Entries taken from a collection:

"""

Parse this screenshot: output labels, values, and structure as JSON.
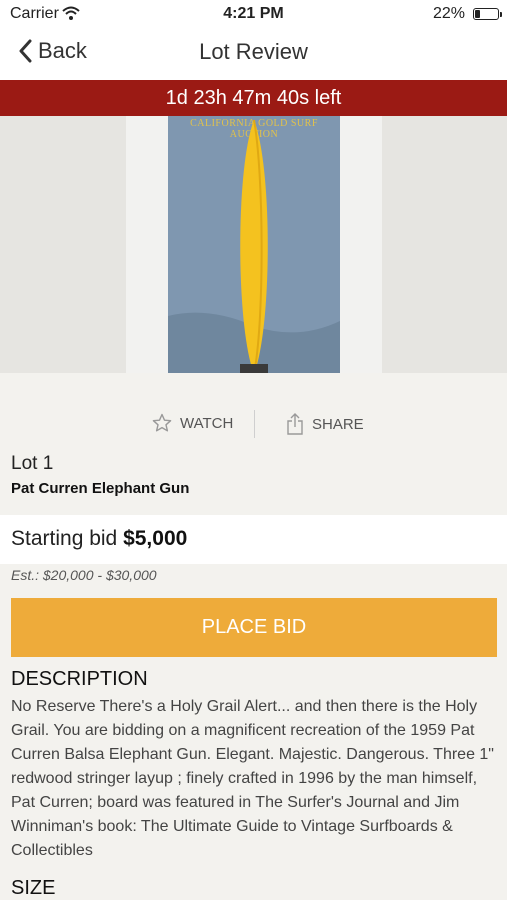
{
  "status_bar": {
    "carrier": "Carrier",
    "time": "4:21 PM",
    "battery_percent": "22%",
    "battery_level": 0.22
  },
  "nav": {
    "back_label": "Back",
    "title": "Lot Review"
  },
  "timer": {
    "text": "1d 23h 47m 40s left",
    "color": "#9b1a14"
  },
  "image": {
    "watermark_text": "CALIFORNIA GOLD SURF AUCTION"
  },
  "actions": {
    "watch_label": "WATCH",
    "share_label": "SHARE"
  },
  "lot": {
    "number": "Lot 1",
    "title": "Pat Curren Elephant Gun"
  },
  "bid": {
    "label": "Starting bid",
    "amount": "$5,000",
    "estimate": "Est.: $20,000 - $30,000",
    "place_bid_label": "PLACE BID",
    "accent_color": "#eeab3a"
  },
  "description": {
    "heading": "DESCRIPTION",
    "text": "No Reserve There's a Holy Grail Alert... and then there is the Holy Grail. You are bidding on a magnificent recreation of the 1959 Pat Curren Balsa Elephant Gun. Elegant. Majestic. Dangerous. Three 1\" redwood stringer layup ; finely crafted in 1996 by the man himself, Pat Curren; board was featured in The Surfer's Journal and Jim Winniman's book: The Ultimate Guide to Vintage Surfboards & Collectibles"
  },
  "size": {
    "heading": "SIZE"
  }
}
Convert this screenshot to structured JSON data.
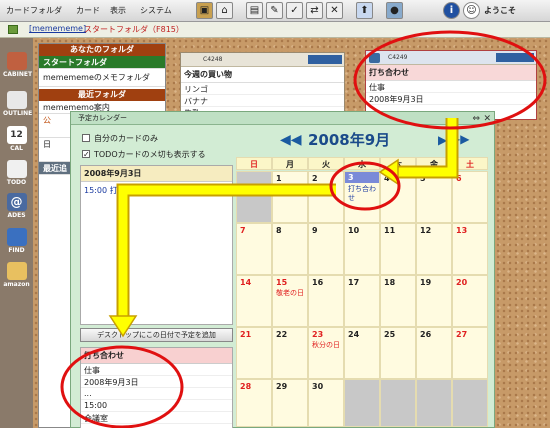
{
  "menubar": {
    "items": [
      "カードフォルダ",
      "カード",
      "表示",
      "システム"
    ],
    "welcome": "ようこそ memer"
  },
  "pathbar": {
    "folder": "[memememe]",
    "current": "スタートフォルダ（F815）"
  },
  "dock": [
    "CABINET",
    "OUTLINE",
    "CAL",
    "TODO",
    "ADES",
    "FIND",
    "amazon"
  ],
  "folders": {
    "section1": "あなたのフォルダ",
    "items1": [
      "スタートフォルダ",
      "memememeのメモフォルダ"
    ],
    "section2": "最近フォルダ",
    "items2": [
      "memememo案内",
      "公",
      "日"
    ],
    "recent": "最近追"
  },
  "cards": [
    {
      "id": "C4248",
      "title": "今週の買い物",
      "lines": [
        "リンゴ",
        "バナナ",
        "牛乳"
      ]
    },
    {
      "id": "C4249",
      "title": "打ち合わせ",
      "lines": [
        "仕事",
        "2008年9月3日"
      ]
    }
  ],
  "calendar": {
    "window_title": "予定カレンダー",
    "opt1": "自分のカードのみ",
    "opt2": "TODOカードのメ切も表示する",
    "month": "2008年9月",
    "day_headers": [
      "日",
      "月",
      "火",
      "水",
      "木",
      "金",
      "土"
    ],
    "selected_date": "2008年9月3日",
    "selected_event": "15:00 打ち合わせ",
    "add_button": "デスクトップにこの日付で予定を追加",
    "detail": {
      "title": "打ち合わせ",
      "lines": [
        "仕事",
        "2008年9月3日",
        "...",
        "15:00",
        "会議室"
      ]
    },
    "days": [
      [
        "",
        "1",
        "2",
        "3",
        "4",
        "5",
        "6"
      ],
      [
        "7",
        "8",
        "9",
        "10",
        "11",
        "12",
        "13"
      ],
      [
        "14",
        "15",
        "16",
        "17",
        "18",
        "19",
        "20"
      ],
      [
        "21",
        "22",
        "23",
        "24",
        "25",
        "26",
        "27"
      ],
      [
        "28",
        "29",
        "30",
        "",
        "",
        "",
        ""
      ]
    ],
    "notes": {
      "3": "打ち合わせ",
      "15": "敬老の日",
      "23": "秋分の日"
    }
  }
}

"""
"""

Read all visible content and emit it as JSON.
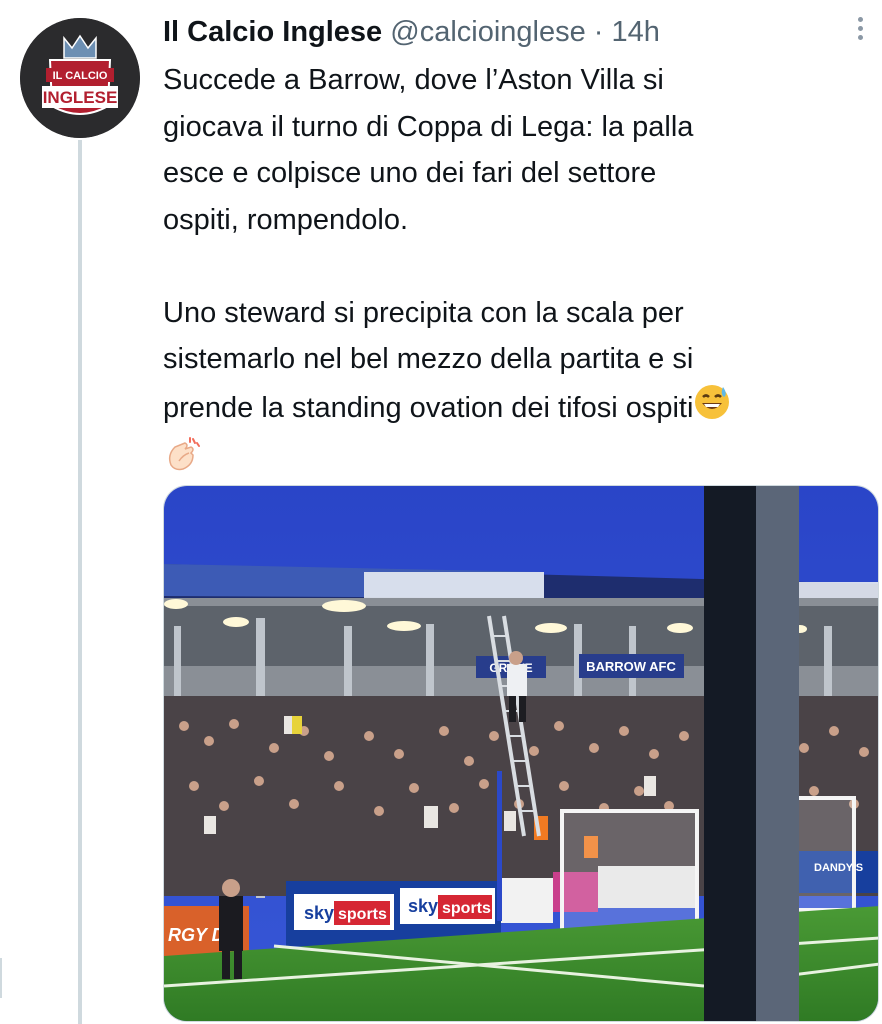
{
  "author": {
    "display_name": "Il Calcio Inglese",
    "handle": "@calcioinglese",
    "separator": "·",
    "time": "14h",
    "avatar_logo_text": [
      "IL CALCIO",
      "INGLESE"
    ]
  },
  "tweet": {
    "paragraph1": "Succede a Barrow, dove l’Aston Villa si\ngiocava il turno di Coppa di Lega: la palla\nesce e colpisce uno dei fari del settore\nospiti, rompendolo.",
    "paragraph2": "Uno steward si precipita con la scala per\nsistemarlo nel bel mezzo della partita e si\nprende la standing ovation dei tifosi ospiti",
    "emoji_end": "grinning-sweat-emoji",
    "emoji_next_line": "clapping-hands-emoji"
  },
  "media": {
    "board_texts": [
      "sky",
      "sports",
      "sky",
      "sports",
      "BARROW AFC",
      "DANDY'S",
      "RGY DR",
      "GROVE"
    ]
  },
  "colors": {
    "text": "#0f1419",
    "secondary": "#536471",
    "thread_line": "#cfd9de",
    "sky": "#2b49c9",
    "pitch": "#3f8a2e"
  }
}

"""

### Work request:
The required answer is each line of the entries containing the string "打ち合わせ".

### Response box:
      "title": "打ち合わせ",
    "selected_event": "15:00 打ち合わせ",
      "title": "打ち合わせ",
      "3": "打ち合わせ",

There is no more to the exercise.